Alf Andersen (25 November 1928 - 24 June 1962)[1] was a Norwegian flautist from Notodden, acknowledged as the leading Norwegian flautist in his time and well known through broadcasting NRK and for his leading role in Norwegian Radio Orchestra where he was solo flutist of the orchestra from the start in 1946 until his death in 1962.

Alf Andersen
Alf in Morgenposten, 6 June 1962
Background information
Born(1928-11-25)25 November 1928
Died24 June 1962(1962-06-24) (aged 33)


He studied the flute under Ørnulf Gulbransen. He was employee Mozarteum Orchestra in Salzburg for a period (1956), and over the years also a prominent chamber musician, often with pianists Ruth Lagesen or Kirsti Hjort. With oboist Tom Klausen he had a close working relationship. He remained true to Norwegian Radio Orchestra. Despite tempting offers from big orchestras abroad. His follower as a solo flautist in Norwegian Radio Orchestra counts names like Hans Schøyen, Per Øien, John Tonsjø and Tom Ottar Andreassen.
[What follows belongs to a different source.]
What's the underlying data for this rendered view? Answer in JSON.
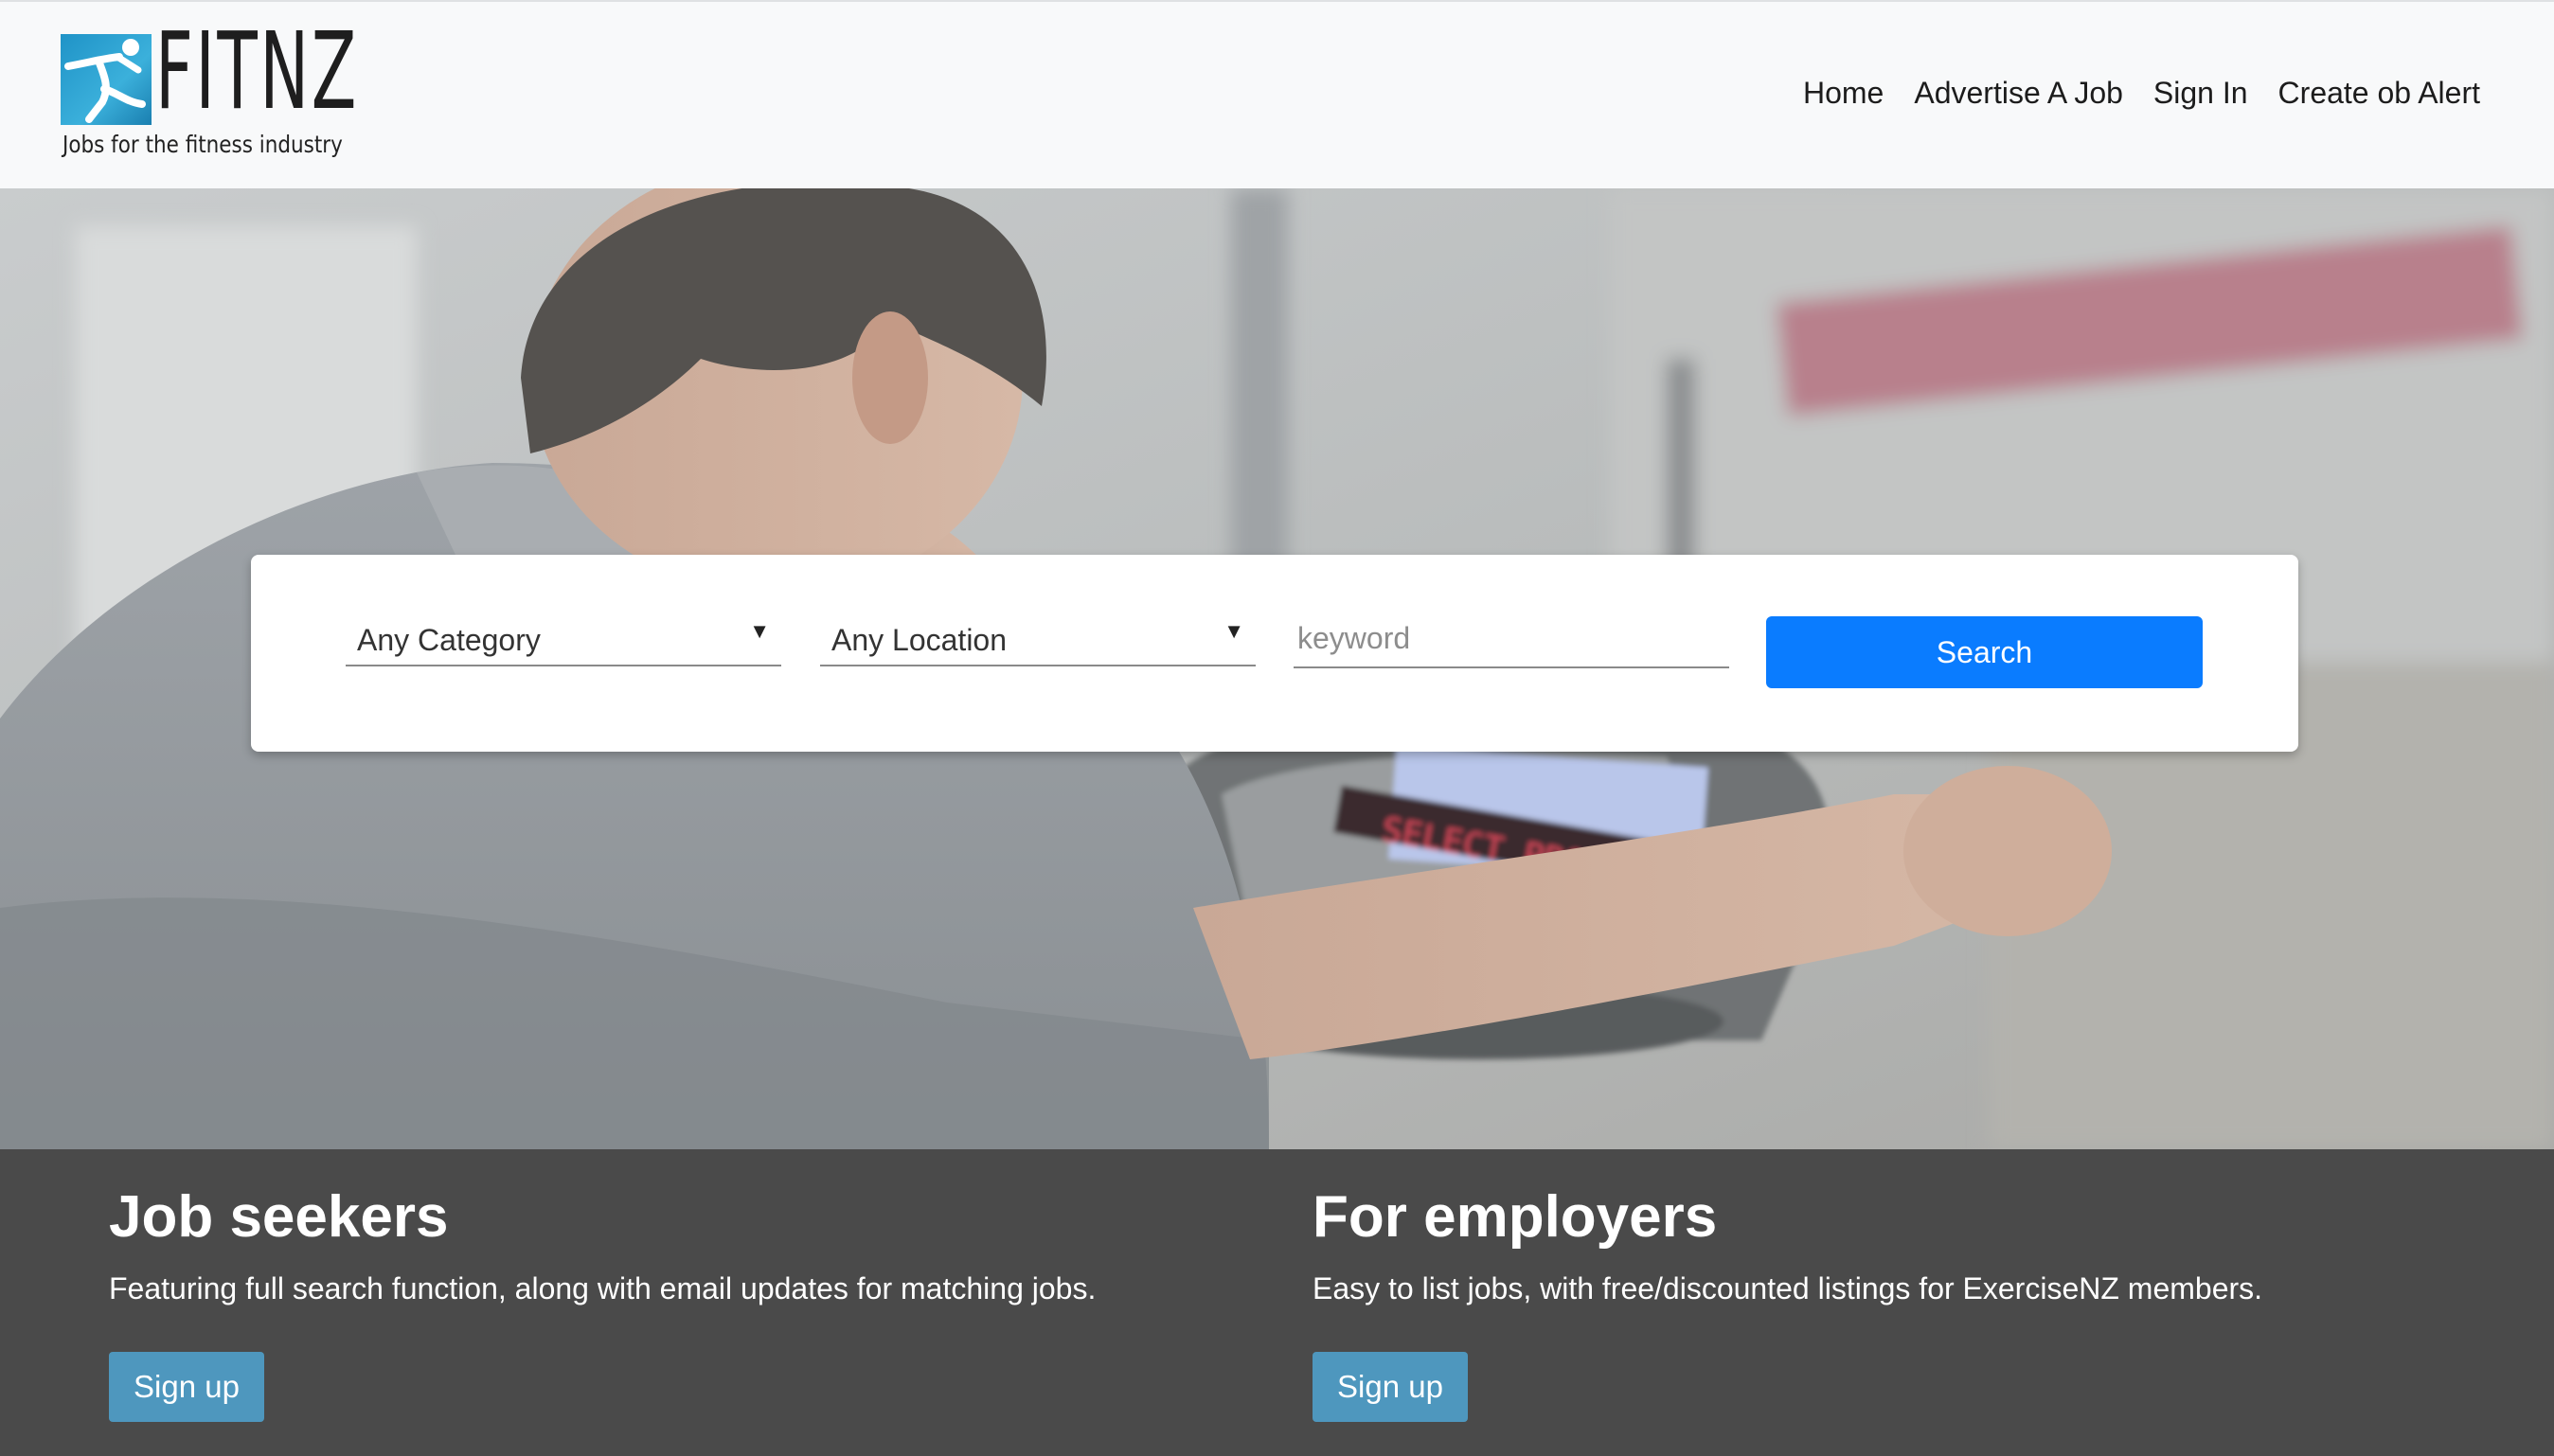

One of his chief interpretations were of Edgar Vareses Density 21.5 whose title drawn attention to the instrument. Likewise Finn Mortensens Sonata for flute, a composition Andersen himself had ordered and premiered (Universitetets Aula, 1954). He also performed duets with Magnetic tape players, like Bruno Madernas Music per due dimensioni for flute and tape. The Swedish composer Hilding Rosenberg dedicated Sonata for solo fløyte to Andersen, premiered in Sweden (April 1960). In Norway, it was performed by Andersen himself in Ny Musikks 7. subscription concert later that year. He also recorded a tune with the jazz musician Willy Andresen, in aquartet with Per Nyhaug and Håkon Nilsen (1961).

Andersen died 33 years old. He was a member of the Norwegian Order of Freemasons. The composer Arne Nordheim wrote Epitaffio for orchestra and tape to remind him (premiered in Stockholm in March 1964), and he was reminded of a week-long portrait at NRK radio (1971). Notodden award prizes to young musicians from Alf Anderson Memorial Fund (1988–).[2]


  • 1st Prize in the Geneva International Music Competition 1958.[3]
  • Princess Astrid Music Prize 1958
  • 7th place in the 20th Century classical musician, shared with Ole Edvard Antonsen[4]